Your Personal Weather Report
This helps your child to understand his or her interior world and to acknowledge both good and bad feelings. 
Sit your child down comfortably somewhere, tell him or her to close or half close their eyes and take some time to determine how they are feeling right now. Ask: what is the weather like inside you? Do you feel relaxed and sunny inside? Or does it feel rainy and overcast? Is there a storm raging perhaps? What do you notice?

Once your child has summoned the weather report that best describes his or her feelings, tell them to just let it be … there is no need to feel or do anything differently. Later the weather will be different again but right now this is how things are. Moods change. They blow over. There is no need to take any action. What a relief.

Training Your Attention Muscle
This helps to keep the chatter in your child’s mind at bay and lets them experience reality without interference.
For younger children: On their way to school ask them to remember five things that they see (a tree, a traffic sign, an unusual house, the entrance to your school, the classroom door). What do they look like? Look at the colours, shapes, spots and stripes. By looking without judging whether something is pretty or ugly, tell your child that they will see more of the world around them.

For older children: invite them to pick up a twig and draw it on a piece of paper. Draw exactly what they see and not what they think they are seeing. Do this a couple of days in a row and they will begin to see more and more of the twig while the drawing is becoming more and more accurate.

The Little Box of Worries
This is a calming strategy.
Before your child turns in for the night, ask if he or she is upset about anything. Thinking about these worries (instead of not thinking about them) will reveal what they are all about. Have a box at hand that might be homemade and nicely decorated. These thoughts can be put into the box. The lid comes off, the worries go in, and the lid goes back on. Your child can look at the little box of worries somewhere on a shelf in the room – from a distance, so the child can see they are no longer in his or her head.
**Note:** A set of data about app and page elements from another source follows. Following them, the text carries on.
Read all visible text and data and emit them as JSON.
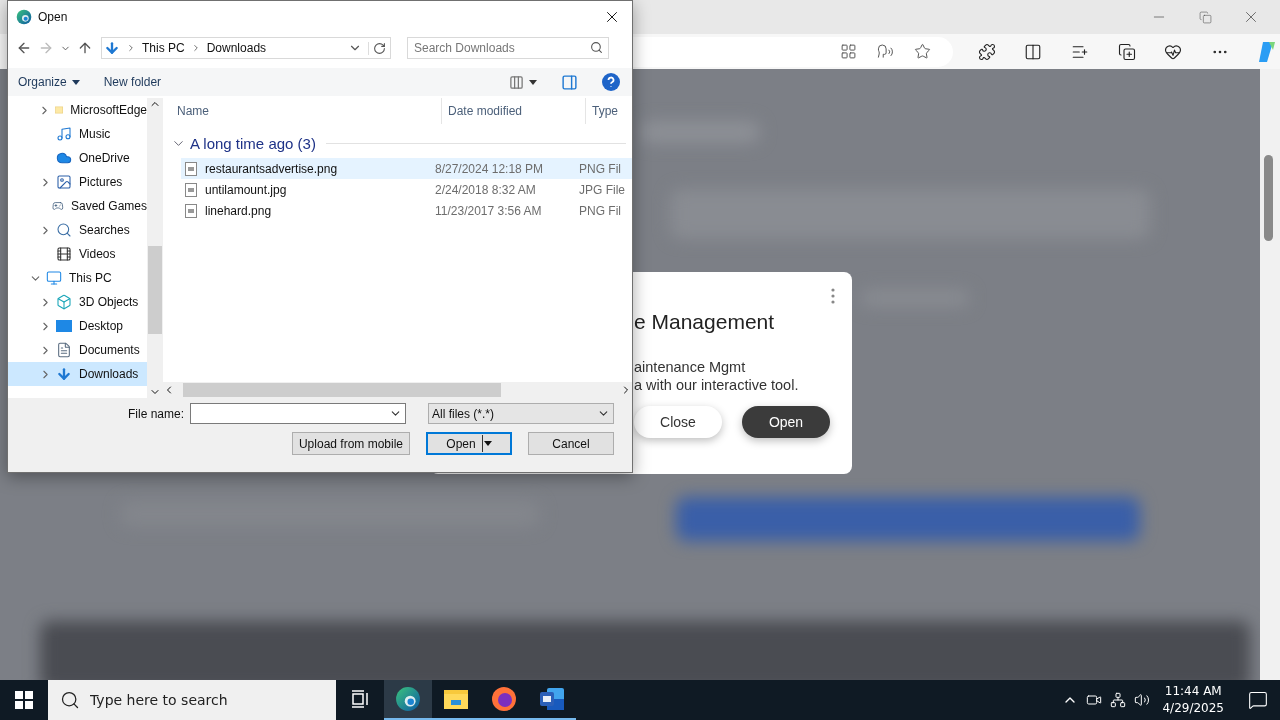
{
  "page_modal": {
    "title": "e Management",
    "lines": [
      "aintenance Mgmt",
      "a with our interactive tool."
    ],
    "buttons": [
      {
        "label": "Close",
        "kind": "secondary"
      },
      {
        "label": "Open",
        "kind": "primary"
      }
    ]
  },
  "dialog": {
    "title": "Open",
    "breadcrumb": [
      "This PC",
      "Downloads"
    ],
    "search": {
      "placeholder": "Search Downloads"
    },
    "commands": [
      {
        "label": "Organize",
        "dropdown": true
      },
      {
        "label": "New folder",
        "dropdown": false
      }
    ],
    "tree": [
      {
        "children": [
          {
            "label": "MicrosoftEdge",
            "kind": "folder",
            "expanded": false,
            "selected": false
          },
          {
            "label": "Music",
            "kind": "music",
            "selected": false
          },
          {
            "label": "OneDrive",
            "kind": "cloud",
            "selected": false
          },
          {
            "label": "Pictures",
            "kind": "pictures",
            "expanded": false,
            "selected": false
          },
          {
            "label": "Saved Games",
            "kind": "games",
            "selected": false
          },
          {
            "label": "Searches",
            "kind": "search",
            "expanded": false,
            "selected": false
          },
          {
            "label": "Videos",
            "kind": "videos",
            "selected": false
          }
        ]
      },
      {
        "label": "This PC",
        "kind": "pc",
        "expanded": true,
        "selected": false,
        "children": [
          {
            "label": "3D Objects",
            "kind": "cube",
            "expanded": false,
            "selected": false
          },
          {
            "label": "Desktop",
            "kind": "desktop",
            "expanded": false,
            "selected": false
          },
          {
            "label": "Documents",
            "kind": "documents",
            "expanded": false,
            "selected": false
          },
          {
            "label": "Downloads",
            "kind": "downloads",
            "expanded": false,
            "selected": true
          }
        ]
      }
    ],
    "columns": [
      "Name",
      "Date modified",
      "Type"
    ],
    "group": {
      "label": "A long time ago (3)",
      "expanded": true
    },
    "files": [
      {
        "name": "restaurantsadvertise.png",
        "date": "8/27/2024 12:18 PM",
        "type": "PNG Fil",
        "selected": true
      },
      {
        "name": "untilamount.jpg",
        "date": "2/24/2018 8:32 AM",
        "type": "JPG File",
        "selected": false
      },
      {
        "name": "linehard.png",
        "date": "11/23/2017 3:56 AM",
        "type": "PNG Fil",
        "selected": false
      }
    ],
    "file_name_label": "File name:",
    "filter": "All files (*.*)",
    "buttons": [
      {
        "label": "Upload from mobile",
        "kind": "plain"
      },
      {
        "label": "Open",
        "kind": "split"
      },
      {
        "label": "Cancel",
        "kind": "plain"
      }
    ]
  },
  "taskbar": {
    "search": {
      "placeholder": "Type here to search"
    },
    "apps": [
      {
        "kind": "task-view",
        "selected": false,
        "running": false
      },
      {
        "kind": "edge",
        "selected": true,
        "running": true
      },
      {
        "kind": "explorer",
        "selected": false,
        "running": true
      },
      {
        "kind": "firefox",
        "selected": false,
        "running": true
      },
      {
        "kind": "word",
        "selected": false,
        "running": true
      }
    ],
    "time": "11:44 AM",
    "date": "4/29/2025"
  }
}
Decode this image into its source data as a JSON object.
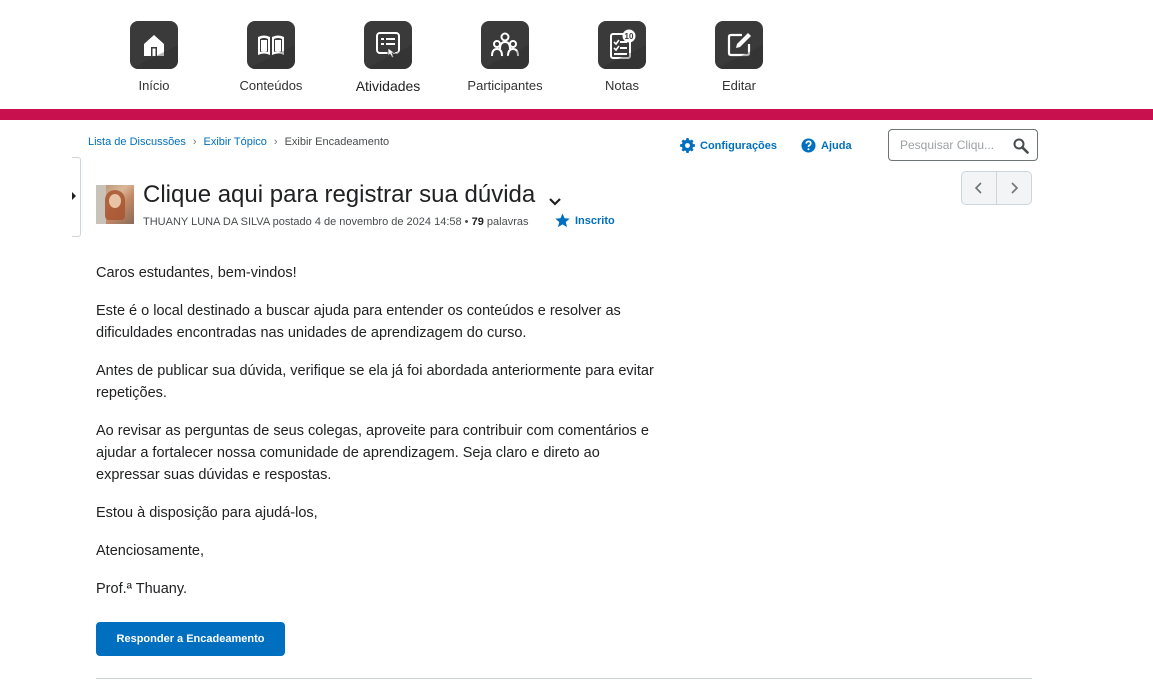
{
  "nav": {
    "items": [
      {
        "label": "Início"
      },
      {
        "label": "Conteúdos"
      },
      {
        "label": "Atividades"
      },
      {
        "label": "Participantes"
      },
      {
        "label": "Notas"
      },
      {
        "label": "Editar"
      }
    ],
    "badge": "10",
    "accent_color": "#c8104e"
  },
  "breadcrumb": {
    "items": [
      "Lista de Discussões",
      "Exibir Tópico"
    ],
    "current": "Exibir Encadeamento",
    "separator": "›"
  },
  "tools": {
    "settings_label": "Configurações",
    "help_label": "Ajuda"
  },
  "search": {
    "placeholder": "Pesquisar Cliqu..."
  },
  "thread": {
    "title": "Clique aqui para registrar sua dúvida",
    "author": "THUANY LUNA DA SILVA",
    "posted_text": "postado 4 de novembro de 2024 14:58",
    "bullet": "•",
    "word_count": "79",
    "words_label": "palavras",
    "subscribed_label": "Inscrito"
  },
  "post": {
    "paragraphs": [
      "Caros estudantes, bem-vindos!",
      "Este é o local destinado a buscar ajuda para entender os conteúdos e resolver as dificuldades encontradas nas unidades de aprendizagem do curso.",
      "Antes de publicar sua dúvida, verifique se ela já foi abordada anteriormente para evitar repetições.",
      "Ao revisar as perguntas de seus colegas, aproveite para contribuir com comentários e ajudar a fortalecer nossa comunidade de aprendizagem. Seja claro e direto ao expressar suas dúvidas e respostas.",
      "Estou à disposição para ajudá-los,",
      "Atenciosamente,",
      "Prof.ª Thuany."
    ]
  },
  "actions": {
    "reply_label": "Responder a Encadeamento"
  },
  "colors": {
    "link": "#006fbf",
    "primary_button": "#006fbf"
  }
}
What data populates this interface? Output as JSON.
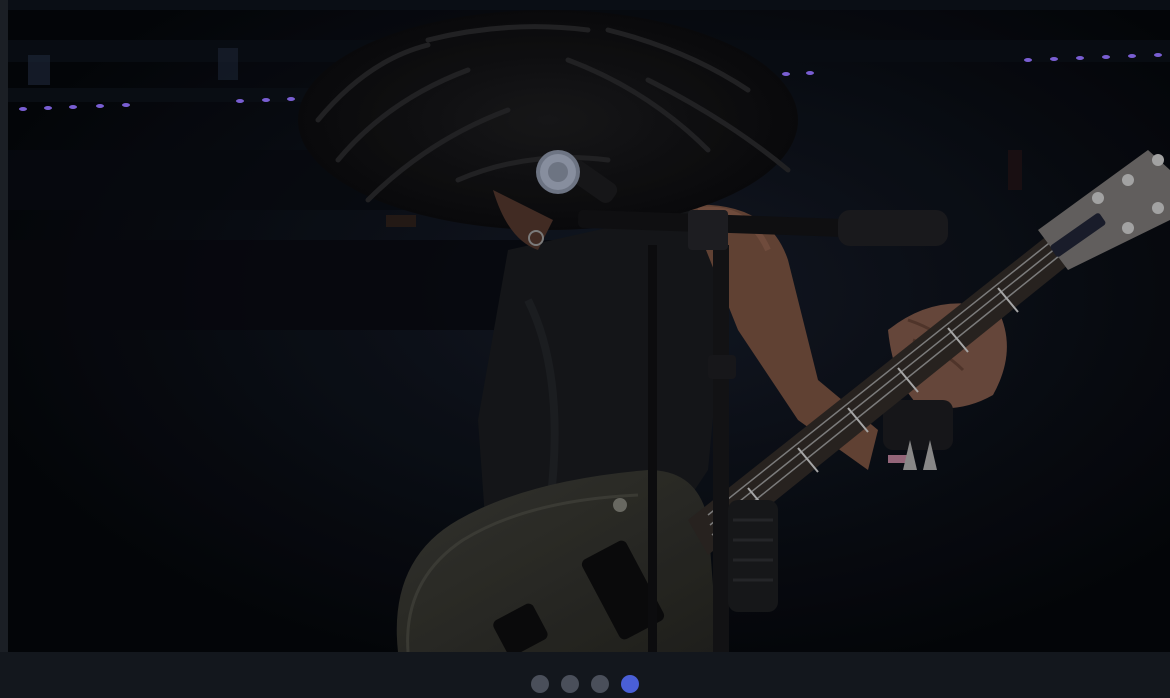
{
  "image": {
    "alt": "",
    "subject": "guitarist-with-microphone"
  },
  "carousel": {
    "slide_count": 4,
    "active_index": 3,
    "dot_color": "#4a4f5a",
    "active_dot_color": "#4a5fd6"
  }
}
The Wishing Tree
This is a visualisation technique that introduces children to the process of patience, trust and letting go.
Tell your child to sit up straight and comfortably, close their eyes and tune in to their breathing. When they are ready, they can go to a beautiful place in nature. It is nice and quiet in this place, safe and pleasant. They will see an old tree, large and solid, with wide branches and bright green leaves. Look closely and they will see white doves sitting on the branches of the tree. Tell your child to take his or her time and to let a wish surface of its own accord. It can be a feeling or an idea or something they have never talked about. He or she can call out softly, without anyone hearing, for one of the doves and let it sit on their hand. They can tell the dove their heart’s deepest desire. It will understand. Watch the dove fly off on its way to fulfil their heart’s desire. Not today or tomorrow but sometime in the future. Not exactly the way they wanted it but often even better than expected. Tell your child to have faith and let go of the wish and all the accompanying images. They can calmly open their eyes and remain seated for a while.